In today’s orthopedic market, practices are facing significant growth in patient volumes, mainly due to an aging population
. Given the corresponding growth in medical imaging, and the fact that images are essential for accurate care decisions, many orthopedic practices are seeking robust and cost-effective information systems capable of recovering data during unforeseen disasters while economically storing and managing images with other providers. A cloud solution can help.
The following is the second installment of a four-part blog series. To read Part 1, please click here.
An often overlooked – or perhaps taken for granted – benefit of VNA is security and compliance for all unstructured patient content
. There is a lot to chew on in that sentence. Let’s break it down.
The reading room reality
Radiologists spend just one third of their time on image interpretation
. For the majority of the day they are either supervising studies, performing image-guided procedures, teaching, in meetings, consulting with physicians, or directly caring for patients. Their work day is dynamic and full of interruptions, making effectiveness in the reading room an ongoing challenge.
Being efficient and productive in the dark room becomes increasingly important when radiologists encounter rare and complicated cases that require knowledge of patient history to complement the evaluation of medical images. This often means searching for patient information by manually sifting through multiple, extensive, disorganized and disconnected EMR records. Moreover, the situation is exacerbated by the fact that approximately 80% of patient data is unstructured
(e.g. notes and reports). Reading and understanding this data in order to uncover clinical meaning relevant to the imaging study at hand, disrupts radiologists’ workflow and takes up valuable time.

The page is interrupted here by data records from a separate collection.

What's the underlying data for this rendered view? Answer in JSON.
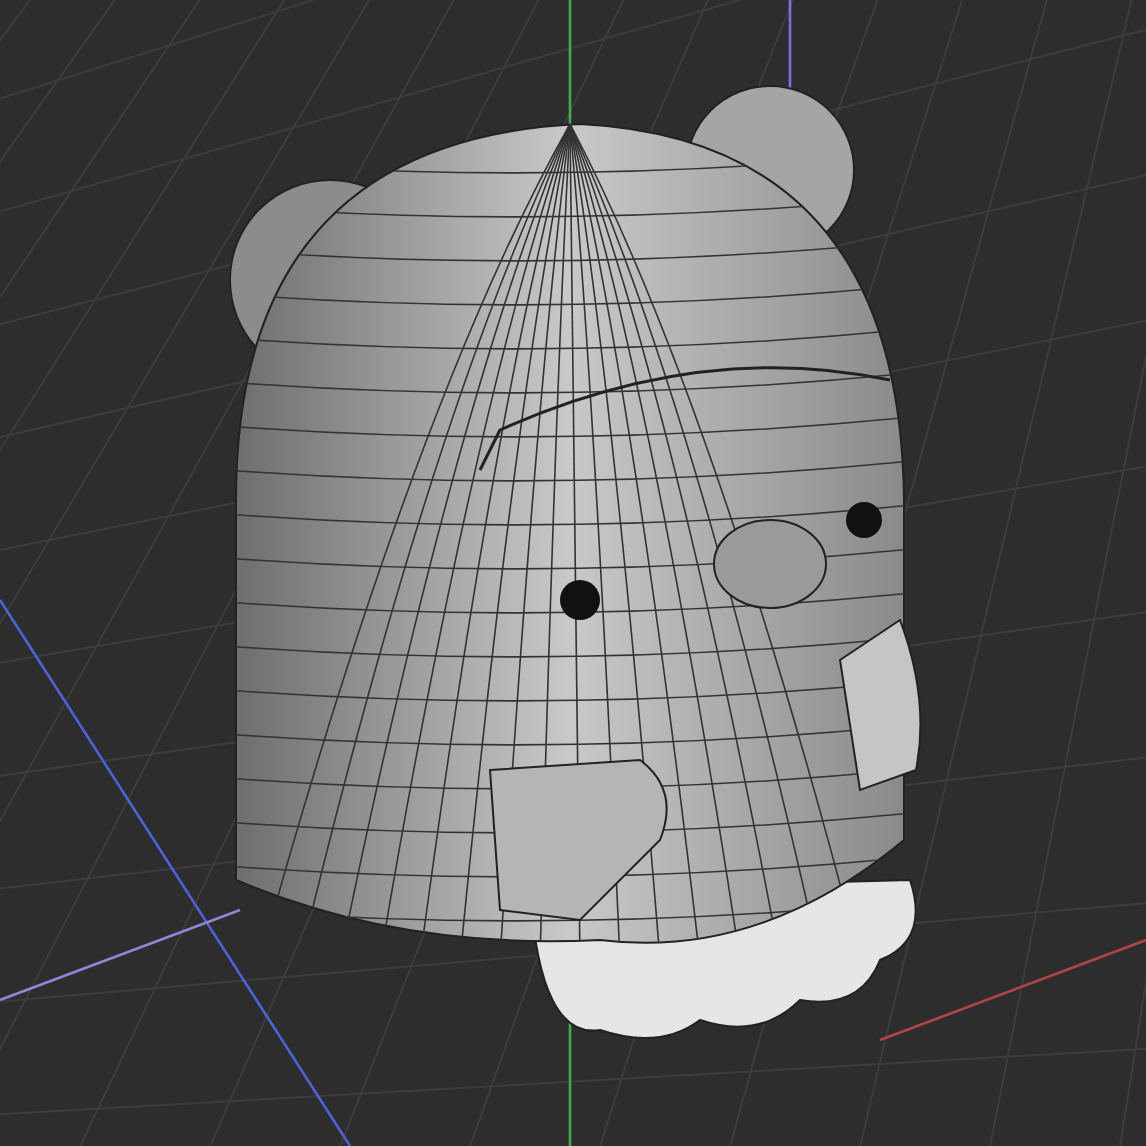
{
  "viewport": {
    "show_grid": true,
    "show_axes": true
  }
}
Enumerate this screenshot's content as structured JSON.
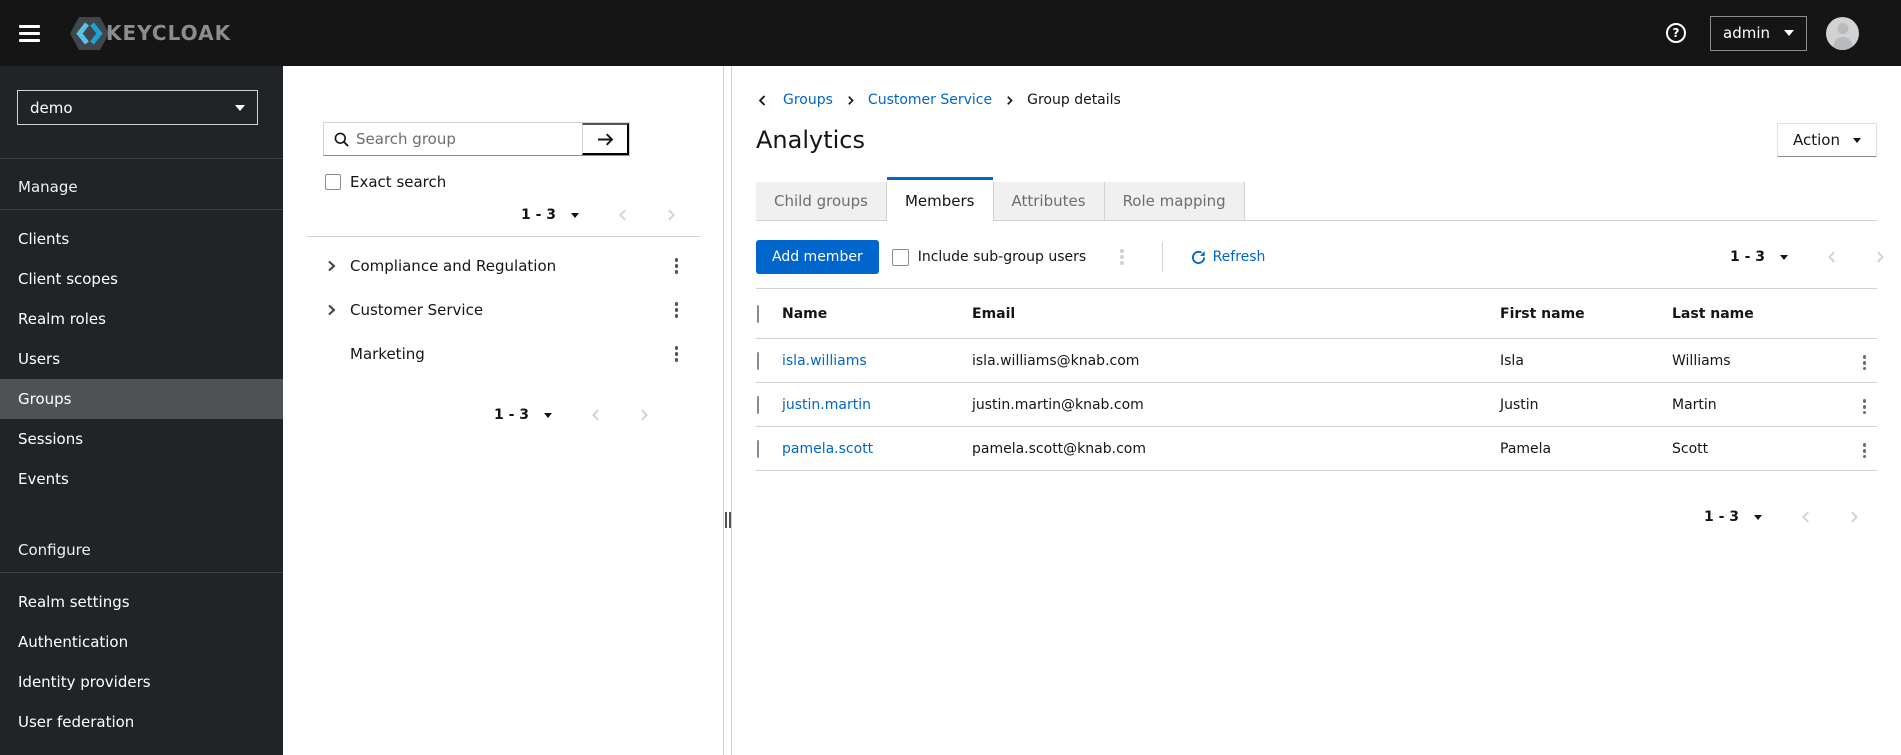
{
  "masthead": {
    "brand_text": "KEYCLOAK",
    "username": "admin"
  },
  "sidebar": {
    "realm": "demo",
    "manage": {
      "label": "Manage",
      "items": [
        "Clients",
        "Client scopes",
        "Realm roles",
        "Users",
        "Groups",
        "Sessions",
        "Events"
      ]
    },
    "configure": {
      "label": "Configure",
      "items": [
        "Realm settings",
        "Authentication",
        "Identity providers",
        "User federation"
      ]
    },
    "active_item": "Groups"
  },
  "group_tree": {
    "search_placeholder": "Search group",
    "exact_search_label": "Exact search",
    "pagination_top": {
      "range": "1 - 3"
    },
    "items": [
      {
        "name": "Compliance and Regulation",
        "expandable": true
      },
      {
        "name": "Customer Service",
        "expandable": true
      },
      {
        "name": "Marketing",
        "expandable": false
      }
    ],
    "pagination_bottom": {
      "range": "1 - 3"
    }
  },
  "main": {
    "breadcrumb": {
      "links": [
        "Groups",
        "Customer Service"
      ],
      "current": "Group details"
    },
    "page_title": "Analytics",
    "action_button_label": "Action",
    "tabs": {
      "labels": [
        "Child groups",
        "Members",
        "Attributes",
        "Role mapping"
      ],
      "active": "Members"
    },
    "toolbar": {
      "add_member_label": "Add member",
      "include_subgroups_label": "Include sub-group users",
      "refresh_label": "Refresh",
      "pagination": {
        "range": "1 - 3"
      }
    },
    "members_table": {
      "headers": {
        "name": "Name",
        "email": "Email",
        "first_name": "First name",
        "last_name": "Last name"
      },
      "rows": [
        {
          "name": "isla.williams",
          "email": "isla.williams@knab.com",
          "first_name": "Isla",
          "last_name": "Williams"
        },
        {
          "name": "justin.martin",
          "email": "justin.martin@knab.com",
          "first_name": "Justin",
          "last_name": "Martin"
        },
        {
          "name": "pamela.scott",
          "email": "pamela.scott@knab.com",
          "first_name": "Pamela",
          "last_name": "Scott"
        }
      ],
      "pagination": {
        "range": "1 - 3"
      }
    }
  },
  "colors": {
    "accent_blue": "#0066cc",
    "masthead_bg": "#151515",
    "sidebar_bg": "#212427",
    "sidebar_active_bg": "#4f5255",
    "border_gray": "#d2d2d2",
    "muted_text": "#6a6e73",
    "text": "#151515",
    "logo_cyan_light": "#5bc2e7",
    "logo_cyan_dark": "#1fa0d0",
    "inactive_tab_bg": "#f0f0f0"
  }
}
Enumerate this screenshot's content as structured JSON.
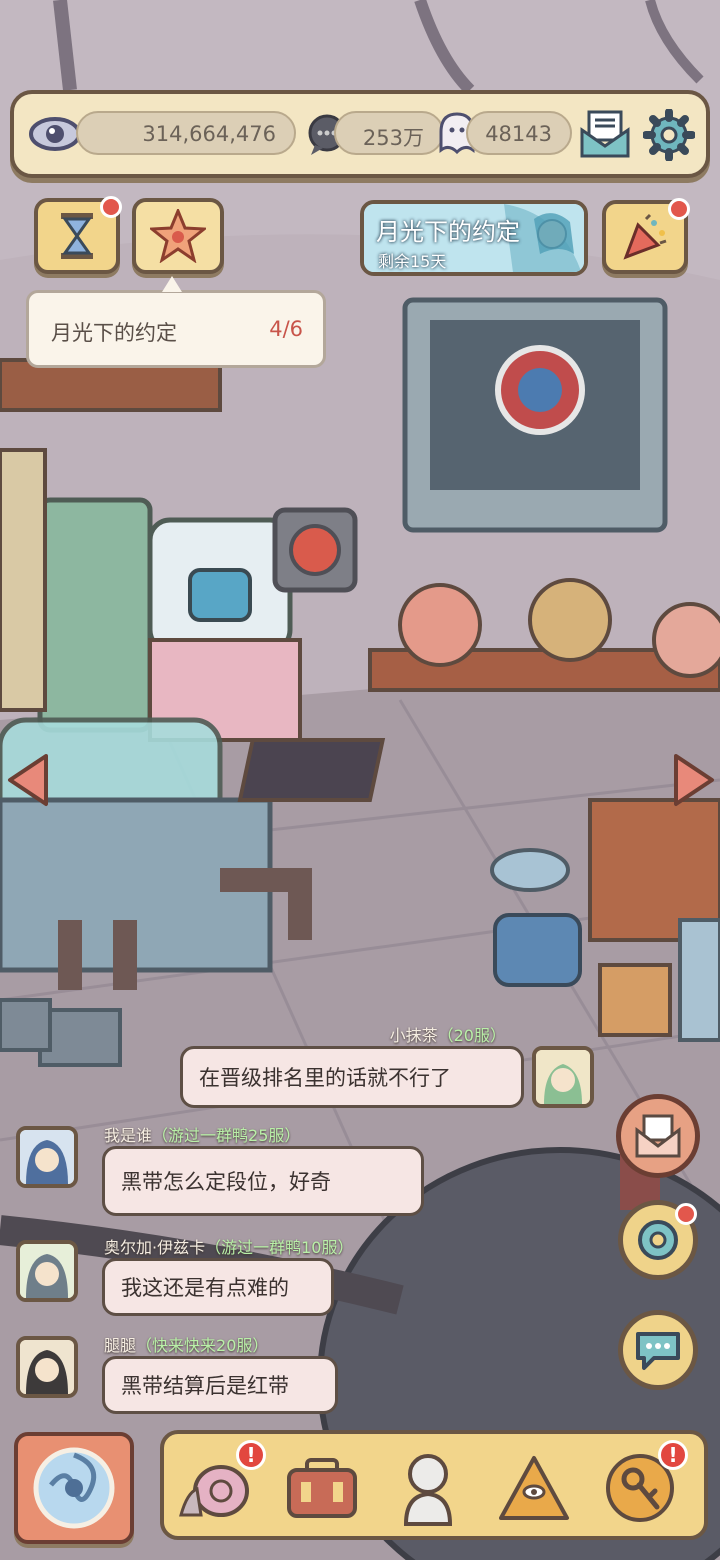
{
  "resources": {
    "eye_value": "314,664,476",
    "bubble_value": "253万",
    "ghost_value": "48143"
  },
  "event": {
    "title": "月光下的约定",
    "remaining": "剩余15天"
  },
  "quest": {
    "name": "月光下的约定",
    "progress": "4/6"
  },
  "chat": [
    {
      "nick": "小抹茶",
      "server": "（20服）",
      "text": "在晋级排名里的话就不行了"
    },
    {
      "nick": "我是谁",
      "server": "（游过一群鸭25服）",
      "text": "黑带怎么定段位，好奇"
    },
    {
      "nick": "奥尔加·伊兹卡",
      "server": "（游过一群鸭10服）",
      "text": "我这还是有点难的"
    },
    {
      "nick": "腿腿",
      "server": "（快来快来20服）",
      "text": "黑带结算后是红带"
    }
  ],
  "icons": [
    "eye-icon",
    "speech-bubble-icon",
    "ghost-icon",
    "mail-icon",
    "gear-icon",
    "hourglass-icon",
    "star-icon",
    "party-popper-icon",
    "left-arrow-icon",
    "right-arrow-icon",
    "letter-icon",
    "donut-icon",
    "chat-icon",
    "portal-icon",
    "snail-icon",
    "suitcase-icon",
    "statue-icon",
    "pyramid-eye-icon",
    "key-icon"
  ],
  "colors": {
    "alert": "#e2473f",
    "frame": "#6b5744",
    "panel": "#f2d58b"
  }
}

In an age of increasing demands on reading physicians, this is a burden they can hardly afford.
The following is the first installment of a four-part blog on Vendor Neutral Archives (VNAs).
I often find myself in conversations with casual observers of VNA, (not VNA geeks like myself), who have a general notion of the technology, which can be summarized simply as a ‘place where we store our images.' While this is fundamentally true, it’s important to peel back layers of the onion and explore why VNA is such an important place to store ‘things,’ and in the process perhaps explain why the VNA adoption trend continues in full force.